Wednesday, 1 November 2006

SatTrackCam Report no. 1

As I wrote yesterday, today SatTrackcam Leiden completed its 15th month of operational activity. Which means it is time for an evaluation. In the form of a 20-page report:

SatTrackCam Report no. 1: The First 15 Months (Aug 2005 - Oct 2006).

It can be downloaded as a 320 Kb pdf file here.

Unfortunately, for this public version I had to remove a chapter and appendix with a detailed analysis of the accuracy of the results, as it made use of data which I am not allowed to redistribute. The public version of the report does describe the equipment, software and methods used, and summarizes the results.

Lacrosse 5

Today the weather consisted of rainshowers with intermittent (very) clear spells.

During such a clear spell this evening, I observed a nice pass of Lacrosse 5 (05-016A, #28646) near 18:33 UTC and obtained two photographs yielding 4 good quality positions. A third photograph lost the satellite in a local swift moving patch of clouds.

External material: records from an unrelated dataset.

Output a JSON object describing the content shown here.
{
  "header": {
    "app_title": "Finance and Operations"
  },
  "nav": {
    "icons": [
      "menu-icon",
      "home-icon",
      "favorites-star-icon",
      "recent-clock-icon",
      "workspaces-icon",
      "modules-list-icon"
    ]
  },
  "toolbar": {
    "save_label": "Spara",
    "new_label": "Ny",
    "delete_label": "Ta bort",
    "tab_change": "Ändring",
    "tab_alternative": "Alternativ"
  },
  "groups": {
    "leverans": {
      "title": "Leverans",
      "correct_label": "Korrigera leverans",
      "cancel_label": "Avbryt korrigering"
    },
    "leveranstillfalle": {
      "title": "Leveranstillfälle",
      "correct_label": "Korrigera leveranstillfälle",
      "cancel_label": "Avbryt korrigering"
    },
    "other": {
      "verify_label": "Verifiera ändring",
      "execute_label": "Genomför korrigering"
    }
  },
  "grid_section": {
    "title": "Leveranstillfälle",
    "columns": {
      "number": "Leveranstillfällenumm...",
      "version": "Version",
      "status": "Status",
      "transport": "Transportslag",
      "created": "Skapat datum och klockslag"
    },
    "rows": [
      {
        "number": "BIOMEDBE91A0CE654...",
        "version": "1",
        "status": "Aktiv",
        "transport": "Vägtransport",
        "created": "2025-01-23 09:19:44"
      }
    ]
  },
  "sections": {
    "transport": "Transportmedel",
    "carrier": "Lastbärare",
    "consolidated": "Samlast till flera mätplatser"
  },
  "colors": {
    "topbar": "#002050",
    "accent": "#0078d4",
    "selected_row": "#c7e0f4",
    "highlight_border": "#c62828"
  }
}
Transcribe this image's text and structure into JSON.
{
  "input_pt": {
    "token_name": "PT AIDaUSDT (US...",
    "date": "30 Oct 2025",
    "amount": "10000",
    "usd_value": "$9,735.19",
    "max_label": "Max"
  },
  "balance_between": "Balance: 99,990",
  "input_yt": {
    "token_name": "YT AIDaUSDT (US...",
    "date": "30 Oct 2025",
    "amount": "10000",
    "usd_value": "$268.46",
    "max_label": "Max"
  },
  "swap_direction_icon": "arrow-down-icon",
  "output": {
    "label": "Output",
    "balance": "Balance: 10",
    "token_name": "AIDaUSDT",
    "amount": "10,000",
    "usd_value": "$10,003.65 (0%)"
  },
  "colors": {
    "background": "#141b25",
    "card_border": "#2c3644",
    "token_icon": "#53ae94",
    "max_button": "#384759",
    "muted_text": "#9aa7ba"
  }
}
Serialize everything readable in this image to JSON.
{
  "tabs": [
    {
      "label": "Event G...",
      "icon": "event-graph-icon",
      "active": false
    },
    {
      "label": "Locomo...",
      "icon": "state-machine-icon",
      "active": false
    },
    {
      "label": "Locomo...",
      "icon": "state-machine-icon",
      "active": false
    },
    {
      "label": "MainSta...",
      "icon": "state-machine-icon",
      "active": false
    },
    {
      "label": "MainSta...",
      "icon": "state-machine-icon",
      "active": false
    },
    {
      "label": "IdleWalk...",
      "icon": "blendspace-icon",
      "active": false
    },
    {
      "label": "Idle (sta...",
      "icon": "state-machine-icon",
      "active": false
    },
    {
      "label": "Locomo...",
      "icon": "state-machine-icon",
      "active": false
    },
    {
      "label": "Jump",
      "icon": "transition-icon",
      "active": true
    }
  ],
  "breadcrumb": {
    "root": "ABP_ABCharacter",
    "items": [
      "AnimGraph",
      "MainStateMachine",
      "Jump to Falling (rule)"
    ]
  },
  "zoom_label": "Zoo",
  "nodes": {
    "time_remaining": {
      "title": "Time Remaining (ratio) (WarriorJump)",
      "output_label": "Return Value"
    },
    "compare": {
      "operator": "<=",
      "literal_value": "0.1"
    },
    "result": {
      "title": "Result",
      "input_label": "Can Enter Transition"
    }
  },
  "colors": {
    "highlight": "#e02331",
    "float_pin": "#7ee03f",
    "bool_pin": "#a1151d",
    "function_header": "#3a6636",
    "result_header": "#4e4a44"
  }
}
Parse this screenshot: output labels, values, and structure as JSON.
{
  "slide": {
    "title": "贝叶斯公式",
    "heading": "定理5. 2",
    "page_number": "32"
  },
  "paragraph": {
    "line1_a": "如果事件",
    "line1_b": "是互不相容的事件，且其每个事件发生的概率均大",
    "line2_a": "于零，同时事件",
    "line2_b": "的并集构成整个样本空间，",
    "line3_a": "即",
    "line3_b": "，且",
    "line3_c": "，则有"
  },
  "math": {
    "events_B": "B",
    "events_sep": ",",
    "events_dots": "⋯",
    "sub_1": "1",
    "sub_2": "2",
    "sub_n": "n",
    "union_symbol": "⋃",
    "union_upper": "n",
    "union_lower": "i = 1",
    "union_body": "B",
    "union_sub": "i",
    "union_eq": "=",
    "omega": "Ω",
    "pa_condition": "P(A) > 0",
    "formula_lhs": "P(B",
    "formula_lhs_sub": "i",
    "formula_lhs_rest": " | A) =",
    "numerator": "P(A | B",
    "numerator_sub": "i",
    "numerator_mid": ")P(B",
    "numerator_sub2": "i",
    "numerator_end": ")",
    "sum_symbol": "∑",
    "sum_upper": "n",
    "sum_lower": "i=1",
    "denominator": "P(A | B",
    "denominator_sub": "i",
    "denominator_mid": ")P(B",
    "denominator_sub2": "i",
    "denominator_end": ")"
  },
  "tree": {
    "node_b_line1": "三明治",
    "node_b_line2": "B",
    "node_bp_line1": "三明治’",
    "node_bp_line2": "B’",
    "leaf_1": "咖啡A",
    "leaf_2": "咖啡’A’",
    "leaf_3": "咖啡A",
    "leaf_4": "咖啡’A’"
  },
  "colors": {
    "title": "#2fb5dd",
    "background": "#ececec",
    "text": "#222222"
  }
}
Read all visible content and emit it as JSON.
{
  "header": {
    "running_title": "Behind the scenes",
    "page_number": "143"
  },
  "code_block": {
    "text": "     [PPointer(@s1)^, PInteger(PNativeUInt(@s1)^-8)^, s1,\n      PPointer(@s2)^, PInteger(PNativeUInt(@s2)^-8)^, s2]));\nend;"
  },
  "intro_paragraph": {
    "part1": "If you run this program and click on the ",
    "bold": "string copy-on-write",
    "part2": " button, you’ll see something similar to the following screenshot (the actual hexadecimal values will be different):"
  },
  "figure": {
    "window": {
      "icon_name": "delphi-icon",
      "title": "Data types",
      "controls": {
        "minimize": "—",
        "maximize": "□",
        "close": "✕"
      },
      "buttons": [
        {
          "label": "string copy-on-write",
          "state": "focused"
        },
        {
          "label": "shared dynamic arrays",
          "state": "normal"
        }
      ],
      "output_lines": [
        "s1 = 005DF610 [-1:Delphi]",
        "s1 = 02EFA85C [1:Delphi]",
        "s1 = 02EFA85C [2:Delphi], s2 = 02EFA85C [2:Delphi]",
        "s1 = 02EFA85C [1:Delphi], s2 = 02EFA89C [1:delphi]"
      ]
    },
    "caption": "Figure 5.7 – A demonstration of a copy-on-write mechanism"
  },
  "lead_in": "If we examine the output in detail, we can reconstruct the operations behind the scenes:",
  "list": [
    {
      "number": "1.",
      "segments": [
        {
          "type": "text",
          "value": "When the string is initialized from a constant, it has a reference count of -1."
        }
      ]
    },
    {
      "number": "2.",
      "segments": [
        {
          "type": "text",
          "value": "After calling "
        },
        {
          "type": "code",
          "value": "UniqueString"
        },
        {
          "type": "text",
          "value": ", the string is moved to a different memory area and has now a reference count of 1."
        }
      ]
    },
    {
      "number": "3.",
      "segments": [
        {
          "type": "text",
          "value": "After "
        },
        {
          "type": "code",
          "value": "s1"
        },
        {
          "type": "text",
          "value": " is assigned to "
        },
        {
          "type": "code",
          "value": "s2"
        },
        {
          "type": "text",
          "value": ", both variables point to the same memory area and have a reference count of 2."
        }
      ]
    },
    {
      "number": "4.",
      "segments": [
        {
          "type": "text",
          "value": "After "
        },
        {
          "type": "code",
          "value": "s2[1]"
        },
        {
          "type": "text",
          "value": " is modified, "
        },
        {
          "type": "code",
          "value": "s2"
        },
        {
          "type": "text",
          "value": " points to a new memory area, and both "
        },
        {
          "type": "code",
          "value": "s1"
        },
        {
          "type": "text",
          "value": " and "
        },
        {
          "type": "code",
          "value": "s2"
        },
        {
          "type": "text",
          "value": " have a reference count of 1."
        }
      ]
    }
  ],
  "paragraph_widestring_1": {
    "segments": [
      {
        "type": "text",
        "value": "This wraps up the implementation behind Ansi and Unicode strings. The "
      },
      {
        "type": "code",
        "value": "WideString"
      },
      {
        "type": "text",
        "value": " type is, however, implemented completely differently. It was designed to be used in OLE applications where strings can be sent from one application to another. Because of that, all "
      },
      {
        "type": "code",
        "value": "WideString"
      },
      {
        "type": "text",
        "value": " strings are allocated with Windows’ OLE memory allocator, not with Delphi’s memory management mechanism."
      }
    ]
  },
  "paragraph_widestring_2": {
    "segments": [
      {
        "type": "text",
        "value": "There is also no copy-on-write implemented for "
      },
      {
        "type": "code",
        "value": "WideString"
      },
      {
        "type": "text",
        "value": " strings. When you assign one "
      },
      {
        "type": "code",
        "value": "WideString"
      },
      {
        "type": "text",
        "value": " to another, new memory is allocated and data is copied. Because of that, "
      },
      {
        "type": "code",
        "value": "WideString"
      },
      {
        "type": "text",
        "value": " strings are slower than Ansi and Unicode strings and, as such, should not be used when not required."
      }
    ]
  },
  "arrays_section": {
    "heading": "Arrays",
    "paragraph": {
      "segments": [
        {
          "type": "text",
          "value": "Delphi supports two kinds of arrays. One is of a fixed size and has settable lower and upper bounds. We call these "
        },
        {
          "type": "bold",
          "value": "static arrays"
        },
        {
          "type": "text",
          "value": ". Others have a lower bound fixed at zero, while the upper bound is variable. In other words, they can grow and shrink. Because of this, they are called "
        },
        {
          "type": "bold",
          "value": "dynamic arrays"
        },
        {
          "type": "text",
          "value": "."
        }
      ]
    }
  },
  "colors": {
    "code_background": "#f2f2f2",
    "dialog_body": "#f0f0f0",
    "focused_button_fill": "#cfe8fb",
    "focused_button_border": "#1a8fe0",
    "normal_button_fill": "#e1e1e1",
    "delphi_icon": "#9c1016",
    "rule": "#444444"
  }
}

Lacrosse 5 was steady and bright again, attaining mag. +1.5 at maximum brightness. It was 0.6s late relative to elset 06301.76685028

MT Milcom monitoring, plus report forthcoming

Larry van Horn of the MT Milcom Monitoring Blog spent a short post about my recent orbit plots on this blog today, as I discovered from a spike in my Blog traffic statistics. His Blog is about monitoring radio communications from military satellites and satellite relays.

Listening to military and other satellite signals (e.g. ISS to ground communications on 143.625 and 145.800 MHz) is something I have done in the past too, until my old receiver went West.

On another note: tomorrow (or now, as it is past midnight here) SatTrackCam Leiden has been operational for 15 months. Time for an evaluation! I worked on a 15 page report about these past 15 months the past days, which I hope to finish and post a link to tomorrow.

Weather is very bad here at the moment. Heavy rainshowers, and an alert for heavy storm in the north of the country.